We develop a mean-field theory of the metallic phase near the many-body localization (MBL) transition, using the observation that a system near the MBL transition should become an increasingly slow heat bath for its constituent parts. As a first step, we consider the properties of a many-body localized system coupled to a generic ergodic bath whose characteristic dynamical time scales are much slower than those of the system. As we discuss, a wide range of experimentally relevant systems fall into this class; we argue that relaxation in these systems is dominated by collective many-particle rearrangements, and compute the associated time scales and spectral broadening. We then use the observation that the self-consistent environment of any region in a nearly localized metal can itself be modeled as a slowly fluctuating bath to outline a self-consistent mean-field description of the nearly localized metal and the localization transition. In the nearly localized regime, the spectra of local operators are highly inhomogeneous and the typical local spectral linewidth is narrow. The local spectral linewidth is proportional to the dc conductivity, which is small in the nearly localized regime. This typical linewidth and the dc conductivity go to zero as the localized phase is approached, with a scaling that we calculate, and which appears to be in good agreement with recent experimental results.
|Original language||English (US)|
|Journal||Physical Review B - Condensed Matter and Materials Physics|
|State||Published - Dec 29 2014|
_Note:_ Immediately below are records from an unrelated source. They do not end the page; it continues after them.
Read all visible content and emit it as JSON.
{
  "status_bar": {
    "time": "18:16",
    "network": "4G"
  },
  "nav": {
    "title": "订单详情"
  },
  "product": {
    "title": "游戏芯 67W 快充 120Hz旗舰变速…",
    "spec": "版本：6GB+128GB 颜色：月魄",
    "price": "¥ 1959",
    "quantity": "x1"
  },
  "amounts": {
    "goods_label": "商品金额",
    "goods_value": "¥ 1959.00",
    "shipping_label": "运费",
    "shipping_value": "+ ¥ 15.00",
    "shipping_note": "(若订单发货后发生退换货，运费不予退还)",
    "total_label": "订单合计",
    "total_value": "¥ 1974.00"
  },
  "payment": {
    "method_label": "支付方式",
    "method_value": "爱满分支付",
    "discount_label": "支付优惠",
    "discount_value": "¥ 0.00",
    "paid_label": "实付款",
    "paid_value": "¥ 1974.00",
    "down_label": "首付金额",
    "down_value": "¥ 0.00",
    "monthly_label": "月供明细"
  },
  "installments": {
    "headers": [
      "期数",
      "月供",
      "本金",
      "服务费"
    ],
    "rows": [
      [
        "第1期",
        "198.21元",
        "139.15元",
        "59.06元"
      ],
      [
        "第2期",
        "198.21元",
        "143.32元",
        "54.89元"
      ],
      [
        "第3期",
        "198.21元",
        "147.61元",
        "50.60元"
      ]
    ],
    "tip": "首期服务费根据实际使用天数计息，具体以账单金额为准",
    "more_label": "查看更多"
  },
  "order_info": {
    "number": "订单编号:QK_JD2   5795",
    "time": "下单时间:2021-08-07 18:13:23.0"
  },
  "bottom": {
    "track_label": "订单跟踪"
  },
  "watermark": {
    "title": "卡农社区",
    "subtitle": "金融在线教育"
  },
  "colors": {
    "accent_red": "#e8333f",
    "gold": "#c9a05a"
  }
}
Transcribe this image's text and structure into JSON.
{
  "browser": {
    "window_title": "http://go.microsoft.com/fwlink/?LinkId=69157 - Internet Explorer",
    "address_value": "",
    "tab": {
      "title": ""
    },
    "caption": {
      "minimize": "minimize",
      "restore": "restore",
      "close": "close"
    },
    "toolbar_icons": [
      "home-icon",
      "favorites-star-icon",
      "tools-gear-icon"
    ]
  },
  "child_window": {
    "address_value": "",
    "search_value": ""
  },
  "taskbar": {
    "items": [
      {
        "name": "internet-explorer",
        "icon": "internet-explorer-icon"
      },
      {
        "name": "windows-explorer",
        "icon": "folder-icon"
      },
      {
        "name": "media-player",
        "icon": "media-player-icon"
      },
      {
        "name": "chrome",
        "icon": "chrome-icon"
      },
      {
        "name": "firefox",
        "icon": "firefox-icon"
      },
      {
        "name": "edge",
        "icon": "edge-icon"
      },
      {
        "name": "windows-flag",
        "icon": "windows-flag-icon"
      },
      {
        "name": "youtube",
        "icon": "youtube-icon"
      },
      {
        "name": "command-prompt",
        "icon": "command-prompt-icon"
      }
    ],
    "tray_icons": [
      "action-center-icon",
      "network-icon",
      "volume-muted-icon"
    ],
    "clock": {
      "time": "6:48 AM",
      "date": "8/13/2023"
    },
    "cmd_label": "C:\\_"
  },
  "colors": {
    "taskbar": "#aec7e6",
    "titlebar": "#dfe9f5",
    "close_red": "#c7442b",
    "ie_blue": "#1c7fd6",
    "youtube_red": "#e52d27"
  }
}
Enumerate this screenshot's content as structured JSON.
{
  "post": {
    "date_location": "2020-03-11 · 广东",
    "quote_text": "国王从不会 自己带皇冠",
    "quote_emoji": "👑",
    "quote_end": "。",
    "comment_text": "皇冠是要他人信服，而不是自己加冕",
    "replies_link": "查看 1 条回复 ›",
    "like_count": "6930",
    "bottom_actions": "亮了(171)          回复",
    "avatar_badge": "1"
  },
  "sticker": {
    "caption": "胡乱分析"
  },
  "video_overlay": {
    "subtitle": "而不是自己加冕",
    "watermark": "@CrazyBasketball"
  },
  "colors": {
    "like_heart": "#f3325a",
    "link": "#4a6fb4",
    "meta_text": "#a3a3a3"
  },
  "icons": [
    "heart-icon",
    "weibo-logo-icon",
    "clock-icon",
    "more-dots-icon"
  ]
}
All Science Journal Classification (ASJC) codes
- Electronic, Optical and Magnetic Materials
- Condensed Matter Physics